++++ DATA FOR THIS TASK

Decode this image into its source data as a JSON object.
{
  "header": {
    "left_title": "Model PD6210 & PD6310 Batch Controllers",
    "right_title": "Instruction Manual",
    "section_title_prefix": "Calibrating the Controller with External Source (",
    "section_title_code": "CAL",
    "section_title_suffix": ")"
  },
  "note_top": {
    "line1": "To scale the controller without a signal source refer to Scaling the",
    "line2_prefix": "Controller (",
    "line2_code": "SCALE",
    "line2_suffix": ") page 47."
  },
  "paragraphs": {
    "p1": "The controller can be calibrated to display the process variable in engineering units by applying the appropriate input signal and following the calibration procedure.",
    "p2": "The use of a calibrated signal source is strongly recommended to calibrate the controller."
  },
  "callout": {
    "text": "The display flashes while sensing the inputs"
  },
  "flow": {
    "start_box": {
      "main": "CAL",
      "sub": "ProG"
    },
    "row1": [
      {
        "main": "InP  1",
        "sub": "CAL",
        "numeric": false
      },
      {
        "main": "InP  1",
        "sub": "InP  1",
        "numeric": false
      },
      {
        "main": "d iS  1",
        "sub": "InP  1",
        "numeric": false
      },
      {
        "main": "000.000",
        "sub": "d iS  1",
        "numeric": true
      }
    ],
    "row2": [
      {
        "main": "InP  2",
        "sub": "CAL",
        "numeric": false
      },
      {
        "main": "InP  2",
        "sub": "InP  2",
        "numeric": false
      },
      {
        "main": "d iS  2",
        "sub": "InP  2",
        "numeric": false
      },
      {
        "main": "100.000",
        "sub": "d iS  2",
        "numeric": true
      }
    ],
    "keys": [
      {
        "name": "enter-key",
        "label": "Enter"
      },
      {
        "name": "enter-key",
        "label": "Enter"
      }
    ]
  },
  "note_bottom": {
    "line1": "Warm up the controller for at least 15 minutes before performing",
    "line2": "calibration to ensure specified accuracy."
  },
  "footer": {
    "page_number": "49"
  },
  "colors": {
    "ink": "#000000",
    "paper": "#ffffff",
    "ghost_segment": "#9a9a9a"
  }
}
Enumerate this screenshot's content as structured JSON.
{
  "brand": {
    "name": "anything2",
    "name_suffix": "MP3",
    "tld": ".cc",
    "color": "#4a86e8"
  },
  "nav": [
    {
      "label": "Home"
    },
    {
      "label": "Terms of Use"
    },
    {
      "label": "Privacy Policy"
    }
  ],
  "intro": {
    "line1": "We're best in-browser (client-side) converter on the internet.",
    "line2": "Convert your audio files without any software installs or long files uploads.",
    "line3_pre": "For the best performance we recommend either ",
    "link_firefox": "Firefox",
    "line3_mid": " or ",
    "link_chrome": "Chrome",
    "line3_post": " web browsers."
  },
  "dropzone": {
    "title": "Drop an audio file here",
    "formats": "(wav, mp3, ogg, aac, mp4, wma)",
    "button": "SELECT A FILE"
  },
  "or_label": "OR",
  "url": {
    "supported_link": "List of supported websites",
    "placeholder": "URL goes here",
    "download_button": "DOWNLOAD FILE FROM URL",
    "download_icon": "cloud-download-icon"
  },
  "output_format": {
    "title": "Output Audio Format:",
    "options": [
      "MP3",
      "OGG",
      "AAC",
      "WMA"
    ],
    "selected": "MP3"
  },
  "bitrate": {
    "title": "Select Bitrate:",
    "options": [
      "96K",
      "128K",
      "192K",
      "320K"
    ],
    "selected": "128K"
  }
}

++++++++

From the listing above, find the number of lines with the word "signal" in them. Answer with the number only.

-- SOLUTION --
3